◆ What the exercise asks
Could you give the whole listing again, exactly as it reads?

◆ Raw data
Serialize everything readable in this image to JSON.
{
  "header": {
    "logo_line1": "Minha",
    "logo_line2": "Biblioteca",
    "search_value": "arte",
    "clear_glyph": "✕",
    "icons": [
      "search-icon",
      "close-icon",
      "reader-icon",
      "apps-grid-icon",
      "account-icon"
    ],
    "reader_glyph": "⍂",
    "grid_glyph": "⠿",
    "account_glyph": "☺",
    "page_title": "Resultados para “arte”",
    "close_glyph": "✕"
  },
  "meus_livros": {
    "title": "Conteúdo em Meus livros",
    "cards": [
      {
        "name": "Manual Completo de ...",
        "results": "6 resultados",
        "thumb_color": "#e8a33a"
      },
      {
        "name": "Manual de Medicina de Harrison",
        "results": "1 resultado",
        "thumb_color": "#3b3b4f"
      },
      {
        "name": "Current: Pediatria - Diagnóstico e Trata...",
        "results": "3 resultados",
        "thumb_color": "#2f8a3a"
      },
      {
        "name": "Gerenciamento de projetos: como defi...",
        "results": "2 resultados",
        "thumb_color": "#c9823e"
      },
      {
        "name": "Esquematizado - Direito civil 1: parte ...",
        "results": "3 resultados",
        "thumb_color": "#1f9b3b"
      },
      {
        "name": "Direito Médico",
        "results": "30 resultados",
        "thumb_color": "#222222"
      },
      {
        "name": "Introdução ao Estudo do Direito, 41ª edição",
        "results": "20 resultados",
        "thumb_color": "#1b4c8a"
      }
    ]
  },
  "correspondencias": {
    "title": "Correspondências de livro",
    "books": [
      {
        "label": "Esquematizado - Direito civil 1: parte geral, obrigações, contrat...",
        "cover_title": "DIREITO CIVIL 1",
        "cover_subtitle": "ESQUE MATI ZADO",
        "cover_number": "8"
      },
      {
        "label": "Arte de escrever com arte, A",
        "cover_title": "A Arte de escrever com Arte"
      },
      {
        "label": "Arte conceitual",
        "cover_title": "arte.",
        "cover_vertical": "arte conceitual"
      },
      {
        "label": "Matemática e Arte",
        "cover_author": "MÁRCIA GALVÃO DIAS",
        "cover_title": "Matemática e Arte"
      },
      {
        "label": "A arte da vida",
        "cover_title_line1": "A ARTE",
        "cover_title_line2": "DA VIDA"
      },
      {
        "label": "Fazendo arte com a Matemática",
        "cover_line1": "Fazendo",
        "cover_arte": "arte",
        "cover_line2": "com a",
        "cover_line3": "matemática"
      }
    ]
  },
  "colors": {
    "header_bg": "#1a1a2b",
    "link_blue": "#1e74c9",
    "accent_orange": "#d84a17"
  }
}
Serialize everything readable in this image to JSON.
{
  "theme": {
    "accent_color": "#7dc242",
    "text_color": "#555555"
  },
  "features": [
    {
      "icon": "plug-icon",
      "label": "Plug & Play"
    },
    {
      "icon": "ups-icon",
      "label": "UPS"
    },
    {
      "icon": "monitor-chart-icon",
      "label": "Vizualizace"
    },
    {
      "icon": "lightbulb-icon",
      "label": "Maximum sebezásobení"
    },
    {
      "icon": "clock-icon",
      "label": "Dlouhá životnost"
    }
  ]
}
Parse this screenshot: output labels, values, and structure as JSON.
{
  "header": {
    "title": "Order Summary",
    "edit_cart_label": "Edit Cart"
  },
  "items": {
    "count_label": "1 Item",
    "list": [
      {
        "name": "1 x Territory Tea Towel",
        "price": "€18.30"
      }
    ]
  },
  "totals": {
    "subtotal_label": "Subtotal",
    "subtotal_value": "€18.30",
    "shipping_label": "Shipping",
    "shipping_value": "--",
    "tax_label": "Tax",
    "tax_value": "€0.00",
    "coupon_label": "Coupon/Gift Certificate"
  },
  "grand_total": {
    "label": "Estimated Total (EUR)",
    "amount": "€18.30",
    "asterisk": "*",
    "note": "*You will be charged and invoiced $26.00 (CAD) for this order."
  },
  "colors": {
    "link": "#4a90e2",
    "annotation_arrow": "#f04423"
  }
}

◆ Response to the task
Serialize everything readable in this image to JSON.
{
  "header": {
    "logo_line1": "Minha",
    "logo_line2": "Biblioteca",
    "search_value": "arte",
    "clear_glyph": "✕",
    "icons": [
      "search-icon",
      "close-icon",
      "reader-icon",
      "apps-grid-icon",
      "account-icon"
    ],
    "reader_glyph": "⍂",
    "grid_glyph": "⠿",
    "account_glyph": "☺",
    "page_title": "Resultados para “arte”",
    "close_glyph": "✕"
  },
  "meus_livros": {
    "title": "Conteúdo em Meus livros",
    "cards": [
      {
        "name": "Manual Completo de ...",
        "results": "6 resultados",
        "thumb_color": "#e8a33a"
      },
      {
        "name": "Manual de Medicina de Harrison",
        "results": "1 resultado",
        "thumb_color": "#3b3b4f"
      },
      {
        "name": "Current: Pediatria - Diagnóstico e Trata...",
        "results": "3 resultados",
        "thumb_color": "#2f8a3a"
      },
      {
        "name": "Gerenciamento de projetos: como defi...",
        "results": "2 resultados",
        "thumb_color": "#c9823e"
      },
      {
        "name": "Esquematizado - Direito civil 1: parte ...",
        "results": "3 resultados",
        "thumb_color": "#1f9b3b"
      },
      {
        "name": "Direito Médico",
        "results": "30 resultados",
        "thumb_color": "#222222"
      },
      {
        "name": "Introdução ao Estudo do Direito, 41ª edição",
        "results": "20 resultados",
        "thumb_color": "#1b4c8a"
      }
    ]
  },
  "correspondencias": {
    "title": "Correspondências de livro",
    "books": [
      {
        "label": "Esquematizado - Direito civil 1: parte geral, obrigações, contrat...",
        "cover_title": "DIREITO CIVIL 1",
        "cover_subtitle": "ESQUE MATI ZADO",
        "cover_number": "8"
      },
      {
        "label": "Arte de escrever com arte, A",
        "cover_title": "A Arte de escrever com Arte"
      },
      {
        "label": "Arte conceitual",
        "cover_title": "arte.",
        "cover_vertical": "arte conceitual"
      },
      {
        "label": "Matemática e Arte",
        "cover_author": "MÁRCIA GALVÃO DIAS",
        "cover_title": "Matemática e Arte"
      },
      {
        "label": "A arte da vida",
        "cover_title_line1": "A ARTE",
        "cover_title_line2": "DA VIDA"
      },
      {
        "label": "Fazendo arte com a Matemática",
        "cover_line1": "Fazendo",
        "cover_arte": "arte",
        "cover_line2": "com a",
        "cover_line3": "matemática"
      }
    ]
  },
  "colors": {
    "header_bg": "#1a1a2b",
    "link_blue": "#1e74c9",
    "accent_orange": "#d84a17"
  }
}
Serialize everything readable in this image to JSON.
{
  "theme": {
    "accent_color": "#7dc242",
    "text_color": "#555555"
  },
  "features": [
    {
      "icon": "plug-icon",
      "label": "Plug & Play"
    },
    {
      "icon": "ups-icon",
      "label": "UPS"
    },
    {
      "icon": "monitor-chart-icon",
      "label": "Vizualizace"
    },
    {
      "icon": "lightbulb-icon",
      "label": "Maximum sebezásobení"
    },
    {
      "icon": "clock-icon",
      "label": "Dlouhá životnost"
    }
  ]
}
Parse this screenshot: output labels, values, and structure as JSON.
{
  "header": {
    "title": "Order Summary",
    "edit_cart_label": "Edit Cart"
  },
  "items": {
    "count_label": "1 Item",
    "list": [
      {
        "name": "1 x Territory Tea Towel",
        "price": "€18.30"
      }
    ]
  },
  "totals": {
    "subtotal_label": "Subtotal",
    "subtotal_value": "€18.30",
    "shipping_label": "Shipping",
    "shipping_value": "--",
    "tax_label": "Tax",
    "tax_value": "€0.00",
    "coupon_label": "Coupon/Gift Certificate"
  },
  "grand_total": {
    "label": "Estimated Total (EUR)",
    "amount": "€18.30",
    "asterisk": "*",
    "note": "*You will be charged and invoiced $26.00 (CAD) for this order."
  },
  "colors": {
    "link": "#4a90e2",
    "annotation_arrow": "#f04423"
  }
}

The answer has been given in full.